- **The task**: Which lines in the records below contain the word "MOBILIZAR"? Return each of them.

- **Extracted entries**:

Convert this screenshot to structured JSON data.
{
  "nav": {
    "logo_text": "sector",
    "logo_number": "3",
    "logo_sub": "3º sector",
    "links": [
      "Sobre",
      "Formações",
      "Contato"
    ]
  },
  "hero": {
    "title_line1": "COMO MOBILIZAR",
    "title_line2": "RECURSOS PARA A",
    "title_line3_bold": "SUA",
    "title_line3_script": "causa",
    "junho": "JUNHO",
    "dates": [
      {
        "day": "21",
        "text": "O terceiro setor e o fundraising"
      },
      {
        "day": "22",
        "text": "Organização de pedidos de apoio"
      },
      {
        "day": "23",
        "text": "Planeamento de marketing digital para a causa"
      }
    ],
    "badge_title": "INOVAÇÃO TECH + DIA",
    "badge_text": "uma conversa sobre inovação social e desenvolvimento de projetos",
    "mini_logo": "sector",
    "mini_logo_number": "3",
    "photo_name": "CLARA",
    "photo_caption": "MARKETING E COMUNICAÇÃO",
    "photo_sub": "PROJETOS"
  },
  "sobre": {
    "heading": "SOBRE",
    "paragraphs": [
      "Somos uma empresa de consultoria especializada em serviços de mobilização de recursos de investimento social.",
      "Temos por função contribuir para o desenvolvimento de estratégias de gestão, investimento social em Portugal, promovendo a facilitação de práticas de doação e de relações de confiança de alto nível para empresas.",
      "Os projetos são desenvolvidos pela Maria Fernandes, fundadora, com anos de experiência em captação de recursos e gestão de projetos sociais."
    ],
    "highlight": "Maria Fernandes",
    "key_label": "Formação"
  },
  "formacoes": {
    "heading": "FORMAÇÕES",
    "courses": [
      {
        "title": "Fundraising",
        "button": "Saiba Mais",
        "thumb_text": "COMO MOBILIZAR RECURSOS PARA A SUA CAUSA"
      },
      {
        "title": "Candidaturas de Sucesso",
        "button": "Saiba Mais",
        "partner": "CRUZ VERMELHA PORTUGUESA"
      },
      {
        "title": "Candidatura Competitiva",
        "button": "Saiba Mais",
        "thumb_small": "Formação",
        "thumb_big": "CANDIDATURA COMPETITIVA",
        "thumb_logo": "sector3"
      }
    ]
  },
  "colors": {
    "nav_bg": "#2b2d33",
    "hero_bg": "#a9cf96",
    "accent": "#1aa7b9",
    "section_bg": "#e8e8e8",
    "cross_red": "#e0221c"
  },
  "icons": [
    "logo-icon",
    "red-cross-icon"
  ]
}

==

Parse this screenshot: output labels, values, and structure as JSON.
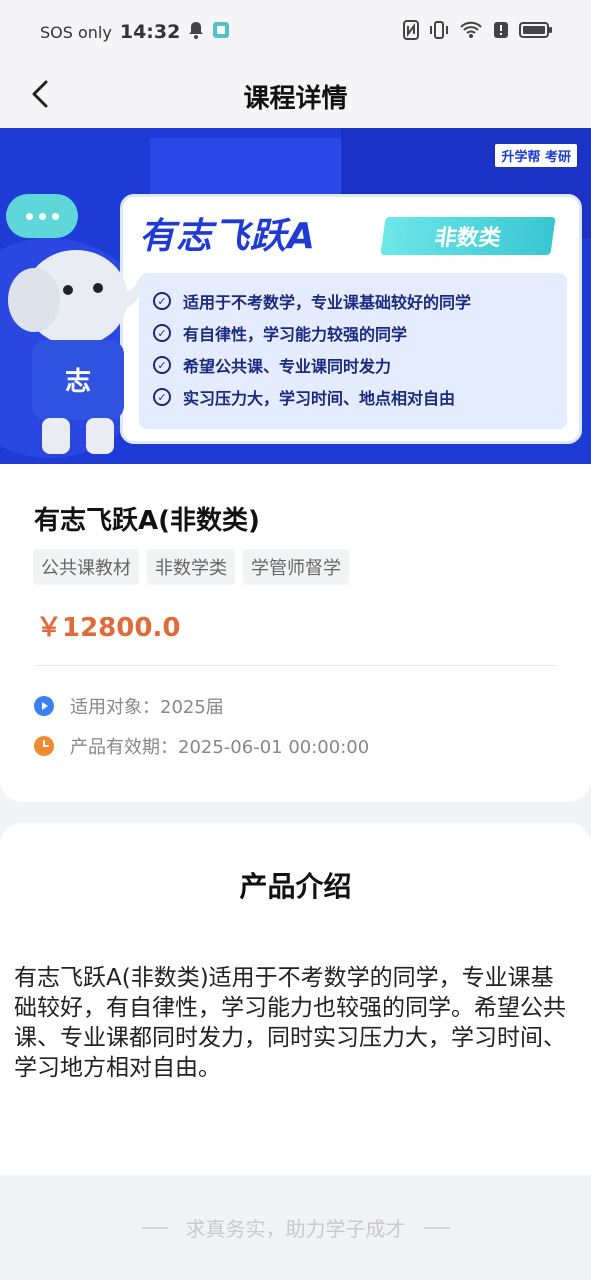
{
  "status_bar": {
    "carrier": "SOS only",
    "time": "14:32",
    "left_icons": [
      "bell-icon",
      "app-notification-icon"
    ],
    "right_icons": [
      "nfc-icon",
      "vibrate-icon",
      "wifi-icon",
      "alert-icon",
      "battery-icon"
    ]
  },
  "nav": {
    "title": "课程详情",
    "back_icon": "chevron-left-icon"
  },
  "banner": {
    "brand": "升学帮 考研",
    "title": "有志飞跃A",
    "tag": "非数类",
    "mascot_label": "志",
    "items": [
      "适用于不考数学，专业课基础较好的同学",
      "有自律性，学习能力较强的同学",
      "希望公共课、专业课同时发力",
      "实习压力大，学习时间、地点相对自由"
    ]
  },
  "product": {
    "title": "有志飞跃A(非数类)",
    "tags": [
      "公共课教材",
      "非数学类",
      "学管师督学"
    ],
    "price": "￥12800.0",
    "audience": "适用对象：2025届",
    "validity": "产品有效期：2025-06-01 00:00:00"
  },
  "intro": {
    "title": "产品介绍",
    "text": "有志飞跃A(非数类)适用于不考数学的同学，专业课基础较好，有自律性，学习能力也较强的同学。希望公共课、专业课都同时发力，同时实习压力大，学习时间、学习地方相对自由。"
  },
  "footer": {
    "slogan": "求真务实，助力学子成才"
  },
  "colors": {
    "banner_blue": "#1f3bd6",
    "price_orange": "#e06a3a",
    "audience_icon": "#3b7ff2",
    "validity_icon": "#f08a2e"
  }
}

- **Answer area**:
    "title_line1": "COMO MOBILIZAR",
        "thumb_text": "COMO MOBILIZAR RECURSOS PARA A SUA CAUSA"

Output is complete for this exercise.